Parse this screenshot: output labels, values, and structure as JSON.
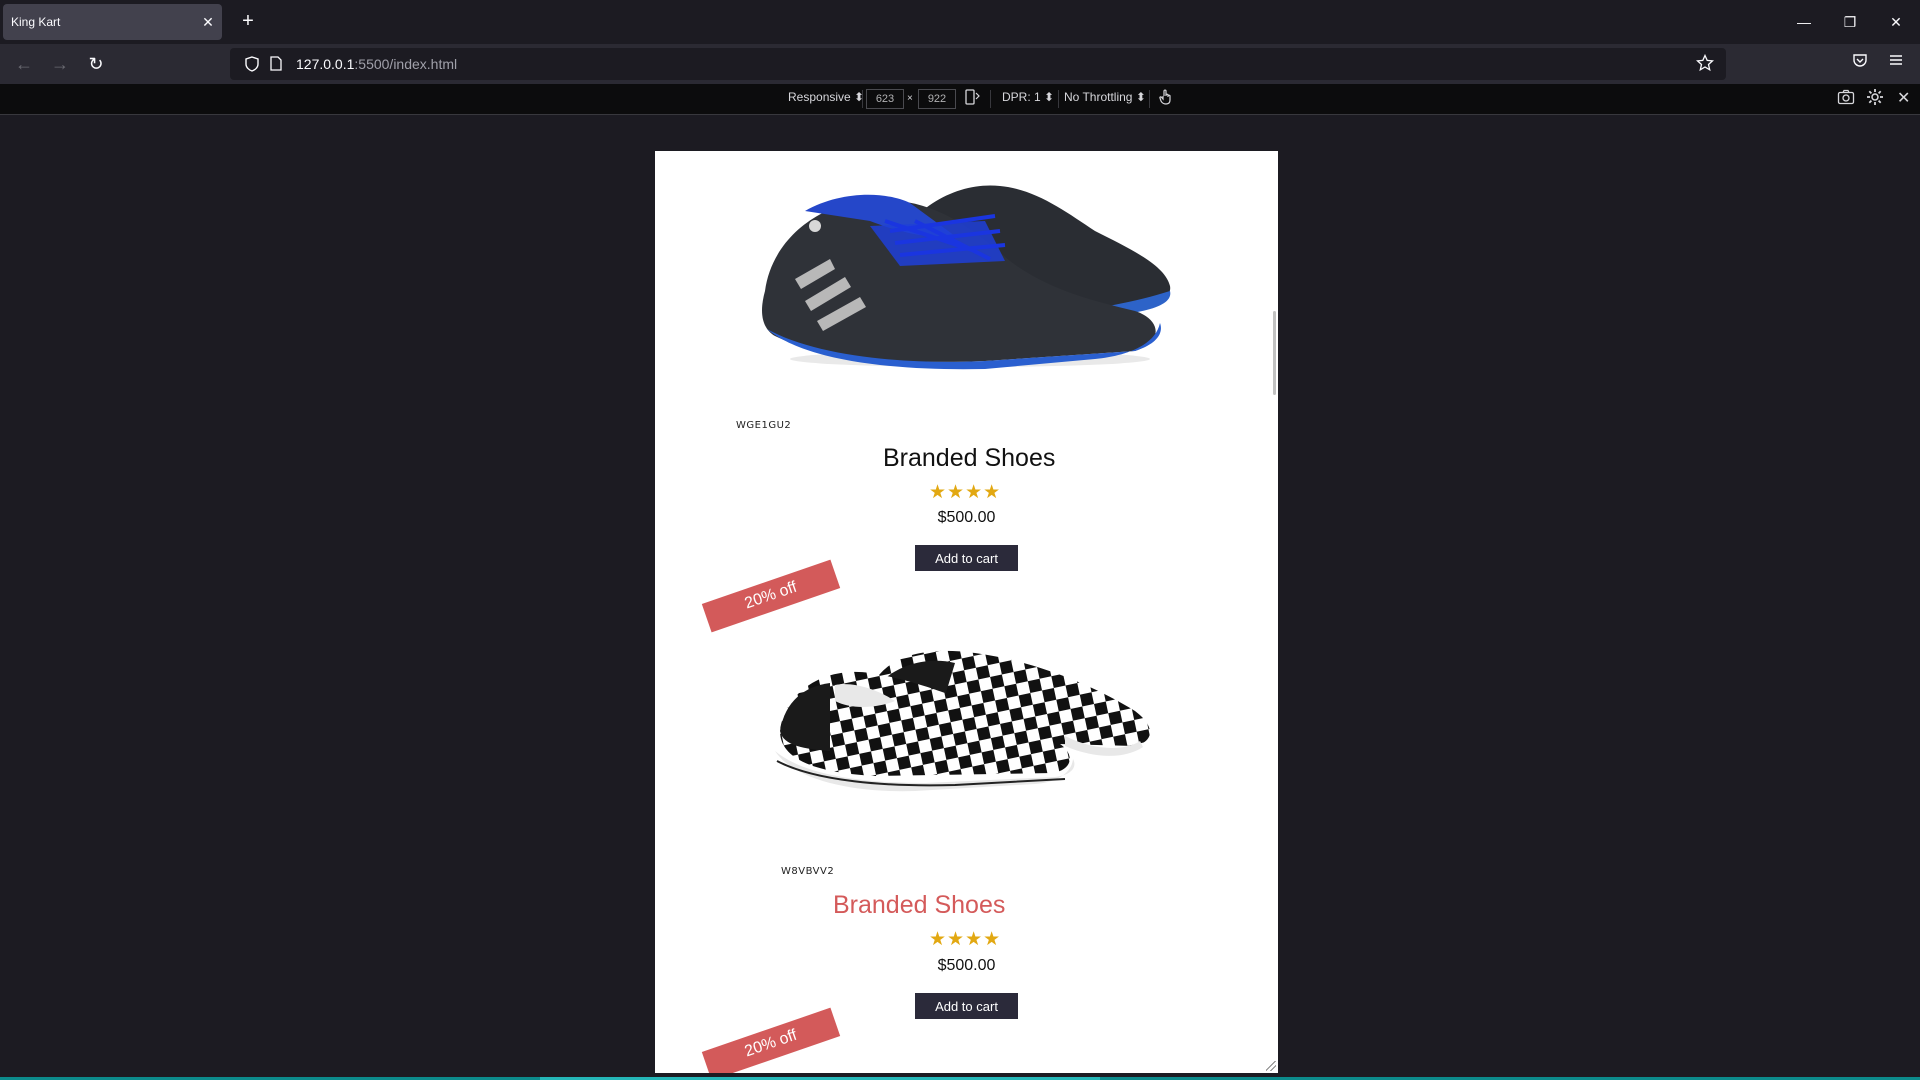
{
  "browser": {
    "tab_title": "King Kart",
    "tab_close": "✕",
    "new_tab": "+",
    "window_controls": [
      "—",
      "❐",
      "✕"
    ],
    "nav": {
      "back": "←",
      "forward": "→",
      "reload": "↻"
    },
    "url_host": "127.0.0.1",
    "url_path": ":5500/index.html",
    "icons": {
      "shield": "shield-icon",
      "page": "page-icon",
      "star": "bookmark-star-icon",
      "pocket": "pocket-icon",
      "menu": "hamburger-menu-icon"
    }
  },
  "rdm": {
    "device": "Responsive ⬍",
    "width": "623",
    "times": "×",
    "height": "922",
    "dpr": "DPR: 1 ⬍",
    "throttling": "No Throttling ⬍"
  },
  "products": [
    {
      "sku": "WGE1GU2",
      "title": "Branded Shoes",
      "stars": "★★★★",
      "price": "$500.00",
      "cta": "Add to cart",
      "badge": "20% off",
      "shoe": "sneaker-black-blue"
    },
    {
      "sku": "W8VBVV2",
      "title": "Branded Shoes",
      "stars": "★★★★",
      "price": "$500.00",
      "cta": "Add to cart",
      "badge": "20% off",
      "shoe": "slip-on-checkered"
    }
  ],
  "colors": {
    "accent": "#d35a5a",
    "star": "#e2a812",
    "button": "#2b2a3a",
    "chrome_bg": "#1c1b22"
  }
}
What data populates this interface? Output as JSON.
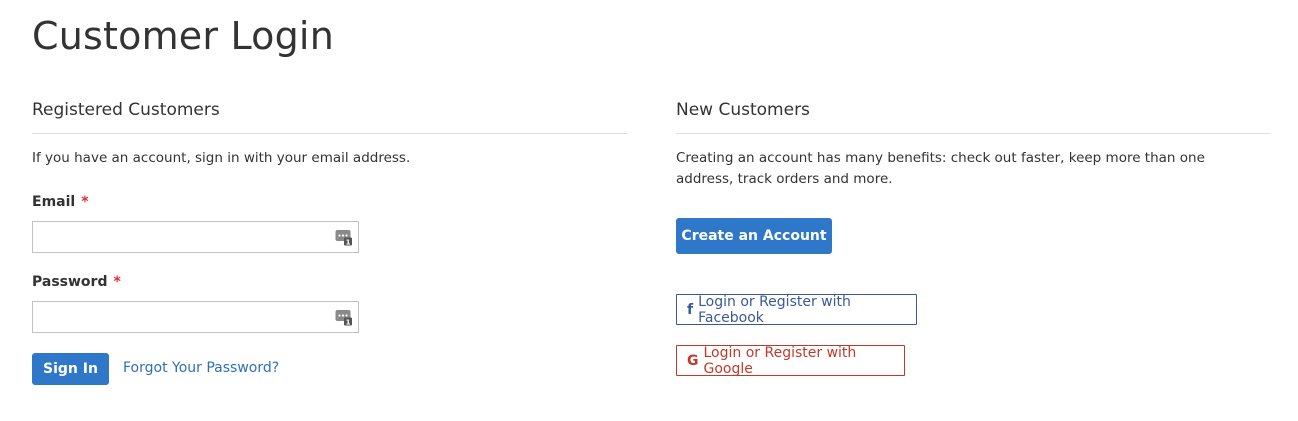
{
  "page": {
    "title": "Customer Login"
  },
  "registered": {
    "title": "Registered Customers",
    "note": "If you have an account, sign in with your email address.",
    "email_label": "Email",
    "email_value": "",
    "password_label": "Password",
    "password_value": "",
    "required_mark": "*",
    "sign_in_label": "Sign In",
    "forgot_label": "Forgot Your Password?"
  },
  "new_customers": {
    "title": "New Customers",
    "note": "Creating an account has many benefits: check out faster, keep more than one address, track orders and more.",
    "create_label": "Create an Account",
    "facebook_label": "Login or Register with Facebook",
    "facebook_icon_glyph": "f",
    "google_label": "Login or Register with Google",
    "google_icon_glyph": "G"
  },
  "colors": {
    "primary": "#2f78c9",
    "link": "#2f6fb9",
    "required": "#e02b27",
    "facebook": "#3b5998",
    "google": "#c0392b"
  },
  "icons": {
    "email_field_icon": "password-manager-icon",
    "password_field_icon": "password-manager-icon",
    "facebook_icon": "facebook-icon",
    "google_icon": "google-icon"
  }
}
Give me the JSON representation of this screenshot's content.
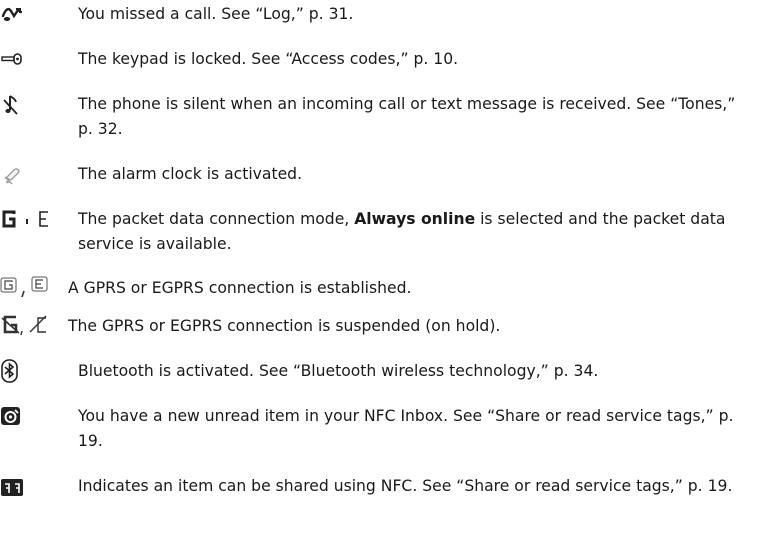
{
  "entries": [
    {
      "icon": "missed-call-icon",
      "text": "You missed a call. See “Log,” p. 31."
    },
    {
      "icon": "keyguard-icon",
      "text": "The keypad is locked. See “Access codes,” p. 10."
    },
    {
      "icon": "silent-icon",
      "text": "The phone is silent when an incoming call or text message is received. See “Tones,” p. 32."
    },
    {
      "icon": "alarm-clock-icon",
      "text": "The alarm clock is activated."
    },
    {
      "icon": "packet-data-always-online-icon",
      "text_before": "The packet data connection mode, ",
      "bold": "Always online",
      "text_after": " is selected and the packet data service is available."
    },
    {
      "icon": "gprs-egprs-connected-icon",
      "text": "A GPRS or EGPRS connection is established."
    },
    {
      "icon": "gprs-egprs-suspended-icon",
      "text": "The GPRS or EGPRS connection is suspended (on hold)."
    },
    {
      "icon": "bluetooth-icon",
      "text": "Bluetooth is activated. See “Bluetooth wireless technology,” p. 34."
    },
    {
      "icon": "nfc-inbox-icon",
      "text": "You have a new unread item in your NFC Inbox. See “Share or read service tags,” p. 19."
    },
    {
      "icon": "nfc-share-icon",
      "text": "Indicates an item can be shared using NFC. See “Share or read service tags,” p. 19."
    }
  ]
}
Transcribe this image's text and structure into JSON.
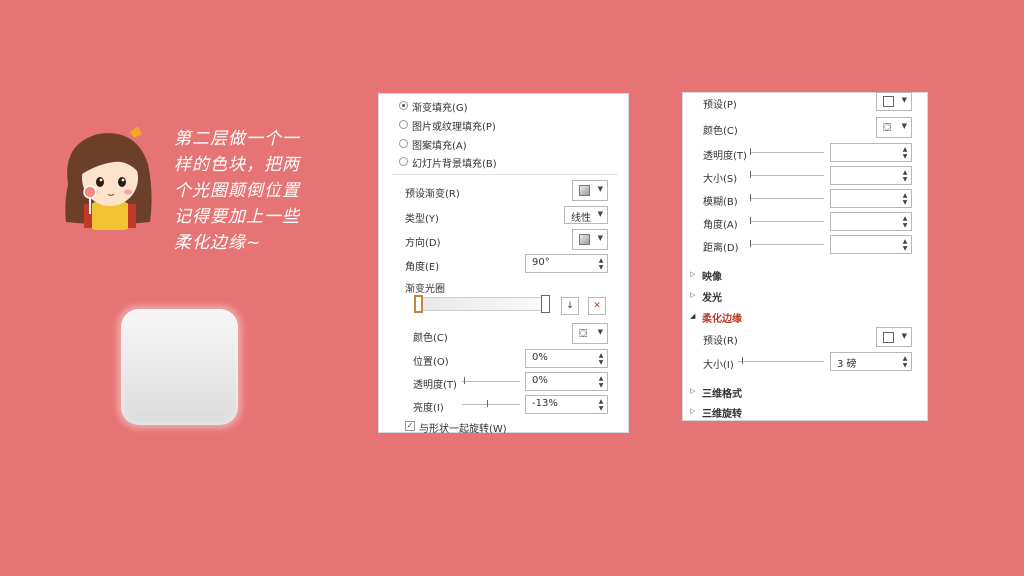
{
  "caption": {
    "line1": "第二层做一个一",
    "line2": "样的色块，把两",
    "line3": "个光圈颠倒位置",
    "line4": "记得要加上一些",
    "line5": "柔化边缘~"
  },
  "panel_a": {
    "fill_options": [
      {
        "label": "渐变填充(G)",
        "selected": true
      },
      {
        "label": "图片或纹理填充(P)",
        "selected": false
      },
      {
        "label": "图案填充(A)",
        "selected": false
      },
      {
        "label": "幻灯片背景填充(B)",
        "selected": false
      }
    ],
    "preset_label": "预设渐变(R)",
    "type_label": "类型(Y)",
    "type_value": "线性",
    "direction_label": "方向(D)",
    "angle_label": "角度(E)",
    "angle_value": "90°",
    "stops_label": "渐变光圈",
    "color_label": "颜色(C)",
    "position_label": "位置(O)",
    "position_value": "0%",
    "transparency_label": "透明度(T)",
    "transparency_value": "0%",
    "brightness_label": "亮度(I)",
    "brightness_value": "-13%",
    "rotate_label": "与形状一起旋转(W)",
    "rotate_checked": true
  },
  "panel_b": {
    "preset_label": "预设(P)",
    "color_label": "颜色(C)",
    "transparency_label": "透明度(T)",
    "size_label": "大小(S)",
    "blur_label": "模糊(B)",
    "angle_label": "角度(A)",
    "distance_label": "距离(D)",
    "reflection_label": "映像",
    "glow_label": "发光",
    "soft_edges_label": "柔化边缘",
    "soft_preset_label": "预设(R)",
    "soft_size_label": "大小(I)",
    "soft_size_value": "3 磅",
    "3d_format_label": "三维格式",
    "3d_rotation_label": "三维旋转"
  }
}
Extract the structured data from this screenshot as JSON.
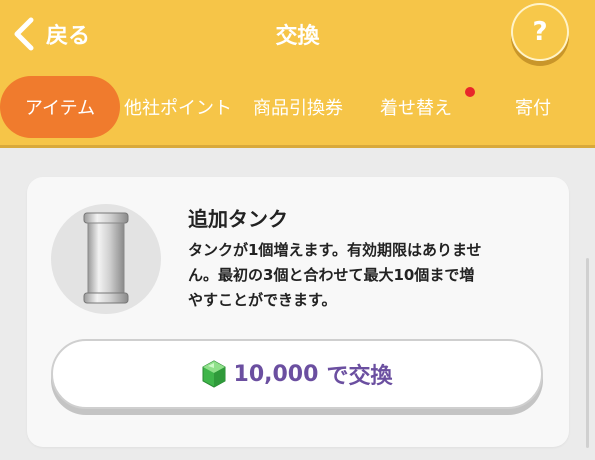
{
  "header": {
    "back_label": "戻る",
    "title": "交換",
    "help_label": "?",
    "background": "#f6c548"
  },
  "tabs": [
    {
      "label": "アイテム",
      "active": true
    },
    {
      "label": "他社ポイント",
      "active": false
    },
    {
      "label": "商品引換券",
      "active": false
    },
    {
      "label": "着せ替え",
      "active": false,
      "has_badge": true
    },
    {
      "label": "寄付",
      "active": false
    }
  ],
  "item": {
    "name": "追加タンク",
    "description_lines": [
      "タンクが1個増えます。有効期限はありませ",
      "ん。最初の3個と合わせて最大10個まで増",
      "やすことができます。"
    ],
    "icon": "tank-icon",
    "button": {
      "price": "10,000",
      "suffix": "で交換",
      "currency_icon": "green-gem-icon"
    }
  },
  "colors": {
    "accent": "#f07b2d",
    "price_text": "#6b4fa0",
    "badge": "#e8262a"
  }
}
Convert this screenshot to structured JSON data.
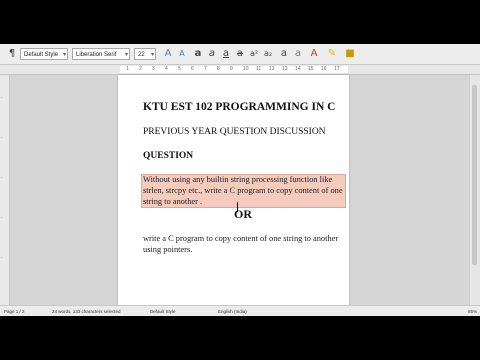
{
  "toolbar": {
    "paragraph_style": "Default Style",
    "font_name": "Liberation Serif",
    "font_size": "22",
    "icons": [
      "paragraph-style-icon",
      "update-style-icon",
      "new-style-icon",
      "bold-icon",
      "italic-icon",
      "underline-icon",
      "strikethrough-icon",
      "superscript-icon",
      "subscript-icon",
      "shadow-icon",
      "outline-icon",
      "font-color-icon",
      "highlight-icon",
      "background-color-icon"
    ]
  },
  "ruler": {
    "numbers": [
      "1",
      "2",
      "3",
      "4",
      "5",
      "6",
      "7",
      "8",
      "9",
      "10",
      "11",
      "12",
      "13",
      "14",
      "15",
      "16",
      "17"
    ]
  },
  "document": {
    "title": "KTU EST 102 PROGRAMMING IN C",
    "subtitle": "PREVIOUS YEAR QUESTION DISCUSSION",
    "question_heading": "QUESTION",
    "question_text": "Without using any builtin string processing function like strlen, strcpy etc., write a C program to copy content of one string to another .",
    "or_text": "OR",
    "alt_question": "write a C program to copy content of one string to another  using pointers."
  },
  "statusbar": {
    "page": "Page 1 / 2",
    "word_count": "24 words, 133 characters selected",
    "page_style": "Default Style",
    "language": "English (India)",
    "zoom": "85%"
  }
}
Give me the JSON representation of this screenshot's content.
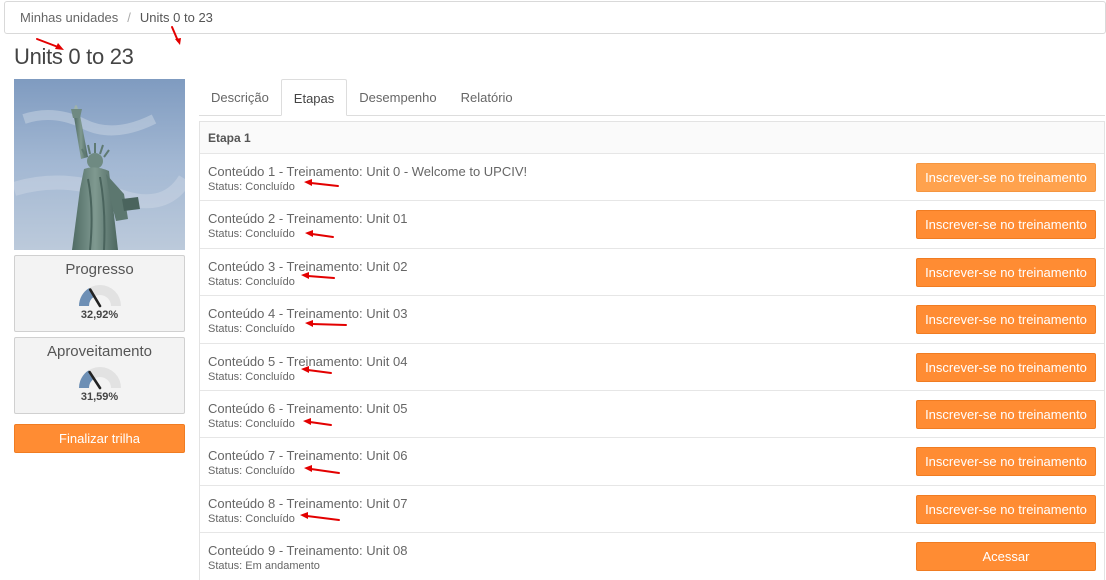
{
  "breadcrumb": {
    "items": [
      "Minhas unidades",
      "Units 0 to 23"
    ],
    "separator": "/"
  },
  "page_title": "Units 0 to 23",
  "metrics": [
    {
      "label": "Progresso",
      "value": "32,92%",
      "fraction": 0.3292
    },
    {
      "label": "Aproveitamento",
      "value": "31,59%",
      "fraction": 0.3159
    }
  ],
  "finish_button": "Finalizar trilha",
  "tabs": [
    {
      "label": "Descrição",
      "active": false
    },
    {
      "label": "Etapas",
      "active": true
    },
    {
      "label": "Desempenho",
      "active": false
    },
    {
      "label": "Relatório",
      "active": false
    }
  ],
  "stage": {
    "title": "Etapa 1",
    "items": [
      {
        "title": "Conteúdo 1 - Treinamento: Unit 0 - Welcome to UPCIV!",
        "status": "Status: Concluído",
        "button": "Inscrever-se no treinamento"
      },
      {
        "title": "Conteúdo 2 - Treinamento: Unit 01",
        "status": "Status: Concluído",
        "button": "Inscrever-se no treinamento"
      },
      {
        "title": "Conteúdo 3 - Treinamento: Unit 02",
        "status": "Status: Concluído",
        "button": "Inscrever-se no treinamento"
      },
      {
        "title": "Conteúdo 4 - Treinamento: Unit 03",
        "status": "Status: Concluído",
        "button": "Inscrever-se no treinamento"
      },
      {
        "title": "Conteúdo 5 - Treinamento: Unit 04",
        "status": "Status: Concluído",
        "button": "Inscrever-se no treinamento"
      },
      {
        "title": "Conteúdo 6 - Treinamento: Unit 05",
        "status": "Status: Concluído",
        "button": "Inscrever-se no treinamento"
      },
      {
        "title": "Conteúdo 7 - Treinamento: Unit 06",
        "status": "Status: Concluído",
        "button": "Inscrever-se no treinamento"
      },
      {
        "title": "Conteúdo 8 - Treinamento: Unit 07",
        "status": "Status: Concluído",
        "button": "Inscrever-se no treinamento"
      },
      {
        "title": "Conteúdo 9 - Treinamento: Unit 08",
        "status": "Status: Em andamento",
        "button": "Acessar"
      }
    ]
  },
  "colors": {
    "accent": "#ff8c33",
    "accent_light": "#ffa24d",
    "annotation_arrow": "#e30000",
    "gauge_fill": "#6d8fb5"
  },
  "icons": {
    "course_image": "statue-of-liberty-image",
    "metric_icon": "gauge-icon",
    "annotation": "red-arrow-icon"
  }
}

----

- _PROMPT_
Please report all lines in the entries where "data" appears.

- _RESPONSE_
What data populates this interface? Output as JSON.
      "icon": "packet-data-always-online-icon",
      "text_before": "The packet data connection mode, ",
      "text_after": " is selected and the packet data service is available."
Extract the structured data from this screenshot as JSON.
Convert this screenshot to structured JSON data.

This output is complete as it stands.